Tommy Thayer Says He’s ‘The Ronnie Wood’ of Kiss
Kiss lead guitarist Tommy Thayer feels secure in his legacy with the band, calling himself "the Ronnie Wood" of the group in a recent interview. Thayer reflected on his tenure with the face-painted rockers in a new Guitar World interview. "I don't know if many people realize this, but I’ve been the lead guitarist in Kiss longer than any other Kiss guitar player," he said. "But I will always be known as 'the new guy,' though — no matter what happens. I'm the Ronnie Wood of Kiss."
Wood joined the Rolling Stones in 1975 following the departure of guitarist Mick Taylor and has played on every Stones album as a full-time member since 1976's Black and Blue. Thayer, meanwhile, cowrote "Betrayed" and "The Street Giveth and the Street Taketh Away" on Kiss' 1989 album Hot in the Shade, and performed backing vocals on parts of 1992's Revenge.
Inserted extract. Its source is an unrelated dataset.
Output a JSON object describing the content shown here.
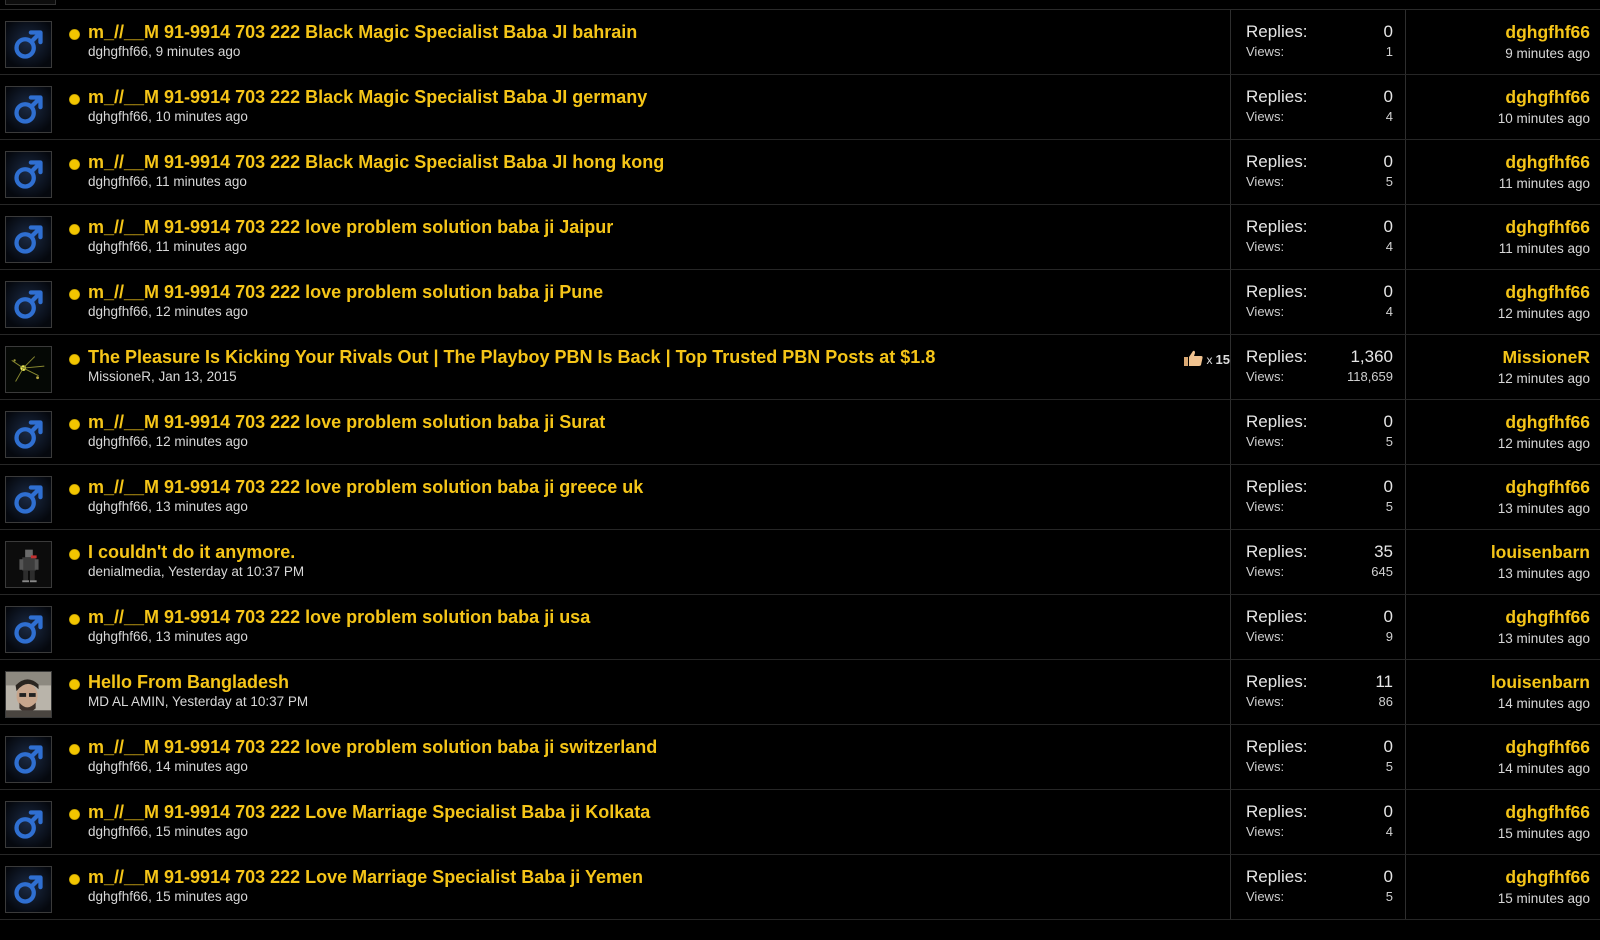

He has played on all of the band's albums since 1998's Psycho Circus, the reunion album that found Thayer sharing guitar duties with original lead guitarist Ace Frehley, and has been a full-time member since 2002.
“When I came in — in 2002 — I came in just as a fill-in, really," Thayer said. "Because they didn’t know what they wanted to do after the reunion tour ran its course and things got screwy with Ace and Peter [Criss] again." Thayer said his "first official gig as Kiss' guitar player" came in 2003 when the band performed with the Melbourne Symphony Orchestra for the Alive IV album.
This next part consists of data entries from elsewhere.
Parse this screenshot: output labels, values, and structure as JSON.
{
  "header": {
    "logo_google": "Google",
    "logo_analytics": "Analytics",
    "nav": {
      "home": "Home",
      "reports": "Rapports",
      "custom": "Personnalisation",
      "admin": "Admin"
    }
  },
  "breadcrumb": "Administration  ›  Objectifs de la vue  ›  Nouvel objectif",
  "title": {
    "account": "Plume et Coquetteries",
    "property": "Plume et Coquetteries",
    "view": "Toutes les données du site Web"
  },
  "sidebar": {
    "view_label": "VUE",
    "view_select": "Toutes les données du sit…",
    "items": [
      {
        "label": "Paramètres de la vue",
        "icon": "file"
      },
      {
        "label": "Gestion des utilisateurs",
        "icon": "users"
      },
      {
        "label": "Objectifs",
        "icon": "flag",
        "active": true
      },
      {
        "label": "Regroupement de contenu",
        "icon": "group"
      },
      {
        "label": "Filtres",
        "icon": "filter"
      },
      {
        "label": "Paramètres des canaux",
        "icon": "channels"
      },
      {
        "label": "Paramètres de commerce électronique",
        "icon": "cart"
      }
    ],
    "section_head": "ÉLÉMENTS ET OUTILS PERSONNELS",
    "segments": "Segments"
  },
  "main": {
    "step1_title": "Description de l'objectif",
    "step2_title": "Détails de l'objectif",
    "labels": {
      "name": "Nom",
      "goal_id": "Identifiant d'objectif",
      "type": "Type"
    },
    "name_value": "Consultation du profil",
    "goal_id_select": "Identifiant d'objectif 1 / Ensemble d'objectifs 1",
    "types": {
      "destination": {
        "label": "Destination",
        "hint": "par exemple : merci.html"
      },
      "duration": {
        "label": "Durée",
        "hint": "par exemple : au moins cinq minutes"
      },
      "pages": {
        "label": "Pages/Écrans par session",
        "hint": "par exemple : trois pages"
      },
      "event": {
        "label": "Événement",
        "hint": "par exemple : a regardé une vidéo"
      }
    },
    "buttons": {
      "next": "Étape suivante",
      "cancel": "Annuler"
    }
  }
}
“My legacy will be a guy who came in, worked hard and was the glue that kept the band together for a long period of time," Thayer continued. "I think the kind of character and personality that I have is that of a team player, and somebody who can bring people together and bind things together."
Kiss will resume their End of the Road farewell tour next year. The trek launched in January 2019 and faced numerous postponements due to the coronavirus pandemic, for which Paul Stanley and Gene Simmons both tested positive earlier this year.
When asked if the End of the Road tour would really signal the end of Kiss, Thayer said, "You’d have to ask Gene and Paul that question," but for the time being, "that’s the plan, and legitimately what we’re doing."
"None of us are getting any younger, particularly Gene and Paul – they’re edging into their 70s now," Thayer added. "To do a Kiss performance, it takes a lot more than your average band to do this. Kiss is in a different category in terms of the physicality and what it takes to actually do a show."